In qualifying this time around, Spain had a rough start, first drawing with Greece before losing to Sweden in the fourth round. In the end, Spain finished first, four points ahead of Sweden, with Greece, Georgia, and Kosovo far behind. In Nations League this year, they beat Portugal, Switzerland, and the Czech Republic to qualify for the Finals.
How do they play?
In a world where style and tactics are losing national identity rapidly, Spain still possesses something unique. It’s not the tiki-taka of 2010, but for most of the La Roja, it still seems they are born with the ball at their feet. Only Germany had more of the ball in qualifying, but no one passed more than Spain and although they enjoy playing it short, Spain had the most accurate long passes in the world.
Unlike the 2010 team, this Spain also crosses a lot, but it is found lacking when it comes to meaningful goal-scoring chances. For all the passing and crossing, they have few touches in the penalty area and don’t shoot much, with the Netherlands having close to twice as many shots. Spain scored just 1.77 goals per 90 minutes, ranking between Hungary and Switzerland.
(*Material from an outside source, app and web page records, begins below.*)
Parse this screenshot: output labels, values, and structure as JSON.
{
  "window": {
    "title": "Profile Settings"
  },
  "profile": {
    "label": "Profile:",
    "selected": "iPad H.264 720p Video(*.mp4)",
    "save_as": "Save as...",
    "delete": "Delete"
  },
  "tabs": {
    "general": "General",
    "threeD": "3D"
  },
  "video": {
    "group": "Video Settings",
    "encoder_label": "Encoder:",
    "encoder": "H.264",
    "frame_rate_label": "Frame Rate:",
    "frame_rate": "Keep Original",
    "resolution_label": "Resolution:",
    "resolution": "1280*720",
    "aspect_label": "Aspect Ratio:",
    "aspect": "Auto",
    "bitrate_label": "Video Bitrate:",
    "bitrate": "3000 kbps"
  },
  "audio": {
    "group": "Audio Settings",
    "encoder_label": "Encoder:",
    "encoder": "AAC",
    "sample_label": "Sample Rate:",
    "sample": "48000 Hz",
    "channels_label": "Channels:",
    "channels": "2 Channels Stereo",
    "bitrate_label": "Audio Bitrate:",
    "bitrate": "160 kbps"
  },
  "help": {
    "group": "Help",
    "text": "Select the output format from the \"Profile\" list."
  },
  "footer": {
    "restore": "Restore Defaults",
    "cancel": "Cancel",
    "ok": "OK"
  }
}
Why they can win?
Spain is still great at patrolling games, holding the ball while waiting for the opponent’s mistake. They have young stars coming through, with Barcelona’s fabled La Masia producing another generation of gems with Gavi, Pedri, and Ansu Fati leading the way. They are young, but also fearless. And they don’t concede much, having good balance throughout the squad.
Why they can lose?
The scoring touch is not there. It used to be David Villa and Fernando Torres up front, with Andres Iniesta conjuring up magic. Now, 30-year-old Alvaro Morata is likely to lead the line, and although he is fantastic on his day, those come far and few between. He is prone to missing big chances.
The leading stars
Of the old guard, only Sergio Busquets and Jordi Alba remain, and their know-how is vital for winning. Head coach Luis Enrique might have better options on the pitch, but it remains to be seen who of the young guns will star. Off the pitch, there is no question.
The fresh faces
This will be the first World Cup for many bright young men. Spain arguably has the best talent, and if you haven’t seen them yet, put an eye on Gavi and Pedri pulling the strings in the middle. Pedri will celebrate his 20th birthday in Qatar but already stunned the world at the Euros, while 18-year-old Gavi will debut at a major tournament.